Segment Open

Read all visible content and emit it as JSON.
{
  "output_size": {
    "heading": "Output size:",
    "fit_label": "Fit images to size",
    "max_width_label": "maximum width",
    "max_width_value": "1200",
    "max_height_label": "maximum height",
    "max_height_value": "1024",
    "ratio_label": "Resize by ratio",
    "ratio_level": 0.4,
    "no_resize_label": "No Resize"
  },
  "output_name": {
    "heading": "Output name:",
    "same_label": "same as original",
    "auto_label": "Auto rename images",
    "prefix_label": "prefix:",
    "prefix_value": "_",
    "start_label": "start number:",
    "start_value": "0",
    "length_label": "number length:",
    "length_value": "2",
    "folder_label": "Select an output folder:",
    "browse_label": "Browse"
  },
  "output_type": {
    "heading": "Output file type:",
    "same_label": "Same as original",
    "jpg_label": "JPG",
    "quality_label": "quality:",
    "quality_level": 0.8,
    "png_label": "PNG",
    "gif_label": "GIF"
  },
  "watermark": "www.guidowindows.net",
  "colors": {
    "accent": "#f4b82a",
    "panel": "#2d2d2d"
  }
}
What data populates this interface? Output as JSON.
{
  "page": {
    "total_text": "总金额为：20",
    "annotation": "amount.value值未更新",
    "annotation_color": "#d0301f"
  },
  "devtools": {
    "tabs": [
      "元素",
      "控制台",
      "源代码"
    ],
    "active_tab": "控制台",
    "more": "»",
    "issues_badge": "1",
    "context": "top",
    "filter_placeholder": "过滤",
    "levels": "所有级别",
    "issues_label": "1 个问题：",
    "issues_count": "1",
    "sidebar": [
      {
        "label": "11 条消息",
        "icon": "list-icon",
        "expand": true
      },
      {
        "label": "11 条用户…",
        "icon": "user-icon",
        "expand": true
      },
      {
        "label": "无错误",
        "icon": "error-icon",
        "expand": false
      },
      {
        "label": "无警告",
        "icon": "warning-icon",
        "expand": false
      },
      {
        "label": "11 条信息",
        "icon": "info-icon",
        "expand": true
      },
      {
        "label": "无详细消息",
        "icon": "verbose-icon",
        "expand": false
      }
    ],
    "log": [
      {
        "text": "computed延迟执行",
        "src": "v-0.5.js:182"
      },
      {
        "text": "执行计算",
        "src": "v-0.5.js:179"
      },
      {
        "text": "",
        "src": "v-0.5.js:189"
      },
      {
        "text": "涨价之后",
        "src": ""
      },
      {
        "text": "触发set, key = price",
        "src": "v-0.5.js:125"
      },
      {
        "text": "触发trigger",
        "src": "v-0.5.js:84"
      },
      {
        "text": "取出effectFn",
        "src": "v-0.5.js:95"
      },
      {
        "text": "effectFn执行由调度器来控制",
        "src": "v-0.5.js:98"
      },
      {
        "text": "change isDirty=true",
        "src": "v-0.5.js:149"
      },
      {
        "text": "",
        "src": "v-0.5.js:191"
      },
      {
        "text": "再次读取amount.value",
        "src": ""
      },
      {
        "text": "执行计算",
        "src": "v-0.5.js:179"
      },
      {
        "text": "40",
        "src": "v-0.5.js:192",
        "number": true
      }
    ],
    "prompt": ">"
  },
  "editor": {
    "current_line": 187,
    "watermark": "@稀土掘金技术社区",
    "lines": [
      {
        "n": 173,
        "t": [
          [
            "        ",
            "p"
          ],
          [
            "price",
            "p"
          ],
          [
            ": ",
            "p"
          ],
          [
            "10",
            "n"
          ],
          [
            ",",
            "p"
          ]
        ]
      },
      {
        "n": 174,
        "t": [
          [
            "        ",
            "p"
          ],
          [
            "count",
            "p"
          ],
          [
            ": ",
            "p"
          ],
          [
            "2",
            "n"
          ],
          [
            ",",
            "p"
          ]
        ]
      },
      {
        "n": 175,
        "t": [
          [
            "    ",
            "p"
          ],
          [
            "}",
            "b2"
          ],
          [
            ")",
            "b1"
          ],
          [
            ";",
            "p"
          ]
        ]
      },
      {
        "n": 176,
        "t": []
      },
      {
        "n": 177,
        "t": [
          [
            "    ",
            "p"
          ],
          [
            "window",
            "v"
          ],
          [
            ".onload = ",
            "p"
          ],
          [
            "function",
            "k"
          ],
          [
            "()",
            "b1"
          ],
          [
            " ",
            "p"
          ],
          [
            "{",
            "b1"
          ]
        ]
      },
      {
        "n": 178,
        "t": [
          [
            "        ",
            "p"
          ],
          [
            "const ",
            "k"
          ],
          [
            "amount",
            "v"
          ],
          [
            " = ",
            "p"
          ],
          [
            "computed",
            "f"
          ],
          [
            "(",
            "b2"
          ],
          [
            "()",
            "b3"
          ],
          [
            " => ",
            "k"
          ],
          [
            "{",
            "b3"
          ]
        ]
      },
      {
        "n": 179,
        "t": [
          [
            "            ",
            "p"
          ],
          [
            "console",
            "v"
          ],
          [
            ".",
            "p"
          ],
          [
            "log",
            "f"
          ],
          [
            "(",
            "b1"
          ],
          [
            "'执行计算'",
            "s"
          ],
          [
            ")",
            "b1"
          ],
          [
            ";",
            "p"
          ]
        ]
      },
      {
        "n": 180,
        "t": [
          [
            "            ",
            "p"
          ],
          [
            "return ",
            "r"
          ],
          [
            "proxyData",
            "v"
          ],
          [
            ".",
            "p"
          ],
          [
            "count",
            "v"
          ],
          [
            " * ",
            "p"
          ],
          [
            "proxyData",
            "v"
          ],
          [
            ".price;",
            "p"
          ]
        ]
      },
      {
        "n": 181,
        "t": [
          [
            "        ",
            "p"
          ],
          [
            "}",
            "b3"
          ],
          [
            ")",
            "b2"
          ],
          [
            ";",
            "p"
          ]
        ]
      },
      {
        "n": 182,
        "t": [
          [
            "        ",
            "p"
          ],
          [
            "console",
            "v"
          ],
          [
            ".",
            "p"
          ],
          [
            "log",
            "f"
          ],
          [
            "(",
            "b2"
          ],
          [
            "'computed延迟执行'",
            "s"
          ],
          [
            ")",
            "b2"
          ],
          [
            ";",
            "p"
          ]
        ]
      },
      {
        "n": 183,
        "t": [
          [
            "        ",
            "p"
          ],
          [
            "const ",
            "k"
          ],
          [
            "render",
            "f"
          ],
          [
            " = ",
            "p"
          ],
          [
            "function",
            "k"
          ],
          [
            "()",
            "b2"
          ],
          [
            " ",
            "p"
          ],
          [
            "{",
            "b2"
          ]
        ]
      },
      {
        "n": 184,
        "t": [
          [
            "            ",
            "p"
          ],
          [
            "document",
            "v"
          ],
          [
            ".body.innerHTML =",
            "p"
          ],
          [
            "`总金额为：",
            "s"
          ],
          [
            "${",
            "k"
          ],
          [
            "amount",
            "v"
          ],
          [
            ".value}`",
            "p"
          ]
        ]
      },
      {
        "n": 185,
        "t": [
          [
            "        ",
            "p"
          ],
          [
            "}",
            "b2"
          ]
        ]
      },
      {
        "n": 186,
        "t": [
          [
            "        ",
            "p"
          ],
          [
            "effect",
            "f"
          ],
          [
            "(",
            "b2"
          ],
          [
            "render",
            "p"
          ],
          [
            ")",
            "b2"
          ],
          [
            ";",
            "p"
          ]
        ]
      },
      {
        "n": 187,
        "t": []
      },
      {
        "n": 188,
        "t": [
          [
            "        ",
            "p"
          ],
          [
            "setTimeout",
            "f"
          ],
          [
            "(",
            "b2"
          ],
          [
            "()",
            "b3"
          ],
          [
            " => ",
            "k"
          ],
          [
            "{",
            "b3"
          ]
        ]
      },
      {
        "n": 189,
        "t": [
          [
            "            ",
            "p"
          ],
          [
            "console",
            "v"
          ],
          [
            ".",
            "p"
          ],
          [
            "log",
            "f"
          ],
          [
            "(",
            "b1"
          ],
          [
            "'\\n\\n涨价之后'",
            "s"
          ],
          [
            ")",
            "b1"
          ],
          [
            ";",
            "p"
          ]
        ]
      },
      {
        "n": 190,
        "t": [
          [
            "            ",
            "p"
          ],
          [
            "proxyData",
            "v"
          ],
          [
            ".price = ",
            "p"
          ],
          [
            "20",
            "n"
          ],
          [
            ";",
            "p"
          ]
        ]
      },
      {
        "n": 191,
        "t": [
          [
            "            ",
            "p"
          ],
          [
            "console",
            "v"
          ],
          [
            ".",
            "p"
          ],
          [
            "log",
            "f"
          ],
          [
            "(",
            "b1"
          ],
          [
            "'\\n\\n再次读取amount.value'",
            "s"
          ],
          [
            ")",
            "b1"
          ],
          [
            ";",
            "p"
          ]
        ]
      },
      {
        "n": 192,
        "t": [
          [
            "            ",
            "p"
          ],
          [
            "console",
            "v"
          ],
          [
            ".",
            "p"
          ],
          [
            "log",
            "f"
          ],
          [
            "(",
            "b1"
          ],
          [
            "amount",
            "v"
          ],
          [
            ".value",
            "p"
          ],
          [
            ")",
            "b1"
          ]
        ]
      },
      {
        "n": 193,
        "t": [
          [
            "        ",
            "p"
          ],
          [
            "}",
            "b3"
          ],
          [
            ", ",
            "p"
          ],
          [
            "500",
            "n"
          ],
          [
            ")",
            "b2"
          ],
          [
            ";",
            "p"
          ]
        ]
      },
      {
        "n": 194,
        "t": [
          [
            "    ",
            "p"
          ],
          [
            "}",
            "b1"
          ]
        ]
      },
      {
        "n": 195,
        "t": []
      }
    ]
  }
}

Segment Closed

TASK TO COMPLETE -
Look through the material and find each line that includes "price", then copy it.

TASK RESPONSE -
        "text": "触发set, key = price",
            "price",
            ".price;",
            ".price = ",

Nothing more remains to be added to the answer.